Douglas Husak is professor at Rutgers New Brunswick and a noted criminal law theorist and legal philosopher. His work explores the connections between moral philosophy and the substantive criminal law---especially decisions about criminalization and the moral limits of the criminal sanction. This latter interest has led him to critically examine the rationale for drug prohibitions.


CONTRIBUTORS

  • Vera Bergelson
    Professor of Law and Robert E. Knowlton Scholar, Rutgers Law School – Newark
  • Manuel Cancio Meliá
    Professor of Law, Autónoma de Madrid University
  • Marcelo Ferrante
    Professor of Law, Universidad Torcuato Di Tella, Buenos Aires, Argentina
  • James Forman
    Professor of Law, Georgetown Law School
  • Carlos Gómez-Jara Díez
    Associate Professor of Law, Autónoma de Madrid University, Madrid, Spain
  • Stuart Green
    Professor of Law and Justice Nathan L. Jacobs Scholar, Rutgers Law School – Newark
  • Douglas Husak

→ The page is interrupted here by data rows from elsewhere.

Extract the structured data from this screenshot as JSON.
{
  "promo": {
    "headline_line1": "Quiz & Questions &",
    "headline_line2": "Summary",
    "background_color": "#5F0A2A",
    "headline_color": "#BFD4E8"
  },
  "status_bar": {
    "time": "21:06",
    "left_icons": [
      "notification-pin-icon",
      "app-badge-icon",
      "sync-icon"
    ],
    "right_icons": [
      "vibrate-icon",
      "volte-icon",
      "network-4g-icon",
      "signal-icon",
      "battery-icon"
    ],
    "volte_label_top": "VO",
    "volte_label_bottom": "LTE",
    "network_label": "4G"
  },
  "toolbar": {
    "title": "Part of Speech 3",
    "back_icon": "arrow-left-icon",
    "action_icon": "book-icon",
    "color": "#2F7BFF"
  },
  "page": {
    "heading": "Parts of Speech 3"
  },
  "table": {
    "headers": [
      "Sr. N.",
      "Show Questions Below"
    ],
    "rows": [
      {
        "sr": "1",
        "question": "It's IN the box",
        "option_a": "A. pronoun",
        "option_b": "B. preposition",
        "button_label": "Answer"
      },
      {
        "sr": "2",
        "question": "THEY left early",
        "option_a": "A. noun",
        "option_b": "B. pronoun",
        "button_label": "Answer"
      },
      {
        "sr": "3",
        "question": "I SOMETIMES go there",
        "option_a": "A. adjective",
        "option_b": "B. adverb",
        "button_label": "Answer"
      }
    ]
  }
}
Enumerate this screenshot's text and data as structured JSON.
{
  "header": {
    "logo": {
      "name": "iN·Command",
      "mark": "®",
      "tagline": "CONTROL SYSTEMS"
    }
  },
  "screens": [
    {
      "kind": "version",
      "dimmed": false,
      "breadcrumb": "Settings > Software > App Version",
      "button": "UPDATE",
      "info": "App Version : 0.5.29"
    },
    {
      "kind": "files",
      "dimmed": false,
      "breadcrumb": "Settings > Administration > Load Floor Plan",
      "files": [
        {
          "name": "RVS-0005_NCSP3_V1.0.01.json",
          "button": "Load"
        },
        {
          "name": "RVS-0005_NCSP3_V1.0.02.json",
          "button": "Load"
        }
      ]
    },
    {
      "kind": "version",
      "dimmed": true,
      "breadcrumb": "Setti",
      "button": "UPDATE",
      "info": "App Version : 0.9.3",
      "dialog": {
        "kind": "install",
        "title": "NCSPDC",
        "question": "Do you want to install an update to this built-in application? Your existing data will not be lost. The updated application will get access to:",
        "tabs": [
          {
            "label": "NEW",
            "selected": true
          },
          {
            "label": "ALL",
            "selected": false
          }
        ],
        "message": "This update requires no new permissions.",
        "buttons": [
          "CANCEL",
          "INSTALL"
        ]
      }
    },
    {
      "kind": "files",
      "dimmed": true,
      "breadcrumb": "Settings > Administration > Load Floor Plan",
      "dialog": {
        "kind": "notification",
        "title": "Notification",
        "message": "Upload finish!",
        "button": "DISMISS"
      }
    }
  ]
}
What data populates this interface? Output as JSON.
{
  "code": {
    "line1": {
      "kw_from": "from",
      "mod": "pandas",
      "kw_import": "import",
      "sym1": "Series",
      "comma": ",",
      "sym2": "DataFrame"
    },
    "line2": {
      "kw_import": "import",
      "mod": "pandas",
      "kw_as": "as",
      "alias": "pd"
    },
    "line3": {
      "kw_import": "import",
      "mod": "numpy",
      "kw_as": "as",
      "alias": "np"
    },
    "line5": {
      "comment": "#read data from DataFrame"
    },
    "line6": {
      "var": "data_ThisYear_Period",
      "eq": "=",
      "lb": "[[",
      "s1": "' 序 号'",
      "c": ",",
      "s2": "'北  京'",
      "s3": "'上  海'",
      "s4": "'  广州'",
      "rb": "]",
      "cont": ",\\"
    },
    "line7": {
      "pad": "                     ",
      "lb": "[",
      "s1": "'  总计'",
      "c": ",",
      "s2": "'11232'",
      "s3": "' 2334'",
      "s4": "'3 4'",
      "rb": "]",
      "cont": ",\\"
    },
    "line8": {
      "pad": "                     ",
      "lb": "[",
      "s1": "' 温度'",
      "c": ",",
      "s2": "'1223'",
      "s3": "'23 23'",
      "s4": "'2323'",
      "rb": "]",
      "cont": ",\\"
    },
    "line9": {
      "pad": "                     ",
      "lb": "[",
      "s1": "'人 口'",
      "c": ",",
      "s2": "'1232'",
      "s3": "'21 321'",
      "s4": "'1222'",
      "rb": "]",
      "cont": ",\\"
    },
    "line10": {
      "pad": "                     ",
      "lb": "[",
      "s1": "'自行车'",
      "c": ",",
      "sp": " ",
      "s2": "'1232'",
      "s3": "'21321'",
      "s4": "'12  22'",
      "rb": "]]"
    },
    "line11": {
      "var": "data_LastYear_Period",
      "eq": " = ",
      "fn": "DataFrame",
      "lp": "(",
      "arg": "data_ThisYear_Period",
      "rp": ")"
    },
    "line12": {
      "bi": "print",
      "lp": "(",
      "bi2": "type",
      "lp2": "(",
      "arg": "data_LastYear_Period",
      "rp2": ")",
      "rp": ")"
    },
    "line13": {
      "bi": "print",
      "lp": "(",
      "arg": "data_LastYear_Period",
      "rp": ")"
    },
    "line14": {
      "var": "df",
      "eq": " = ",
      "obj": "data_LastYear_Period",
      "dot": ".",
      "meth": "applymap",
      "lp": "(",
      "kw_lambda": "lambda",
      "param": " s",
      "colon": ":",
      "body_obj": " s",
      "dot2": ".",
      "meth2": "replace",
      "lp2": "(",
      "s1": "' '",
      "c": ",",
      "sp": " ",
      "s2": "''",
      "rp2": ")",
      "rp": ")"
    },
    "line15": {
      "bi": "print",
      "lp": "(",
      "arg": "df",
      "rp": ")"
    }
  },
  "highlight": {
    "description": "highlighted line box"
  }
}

    Professor, Department of Philosophy, Rutgers New Brunswick
  • Fernando Molina Fernández
    Professor of Law and Director of the Public Law Department at Autónoma de Madrid University
  • Stephen Morse
    Ferdinand Wakeman Hubbell Professor of Law and Professor of Psychology and Law in Psychiatry, University of Pennsylvania Law School
  • Iñigo Ortiz de Urbina Gimeno
    Visiting Professor of Law, Pompeu Fabra University, Barcelona, Spain
  • Paul H. Robinson
    Colin S. Diver Professor of Law, University of Pennsylvania Law School
  • Jesús-María Silva Sánchez
    Professor of Law, Pompeu Fabra University, Barcelona, Spain
  • Ekow Yankah
    Associate Professor, Cardozo School of Law
  • Leo Zaibert
    Associate Professor and Chair of the Department of Philosophy, Union College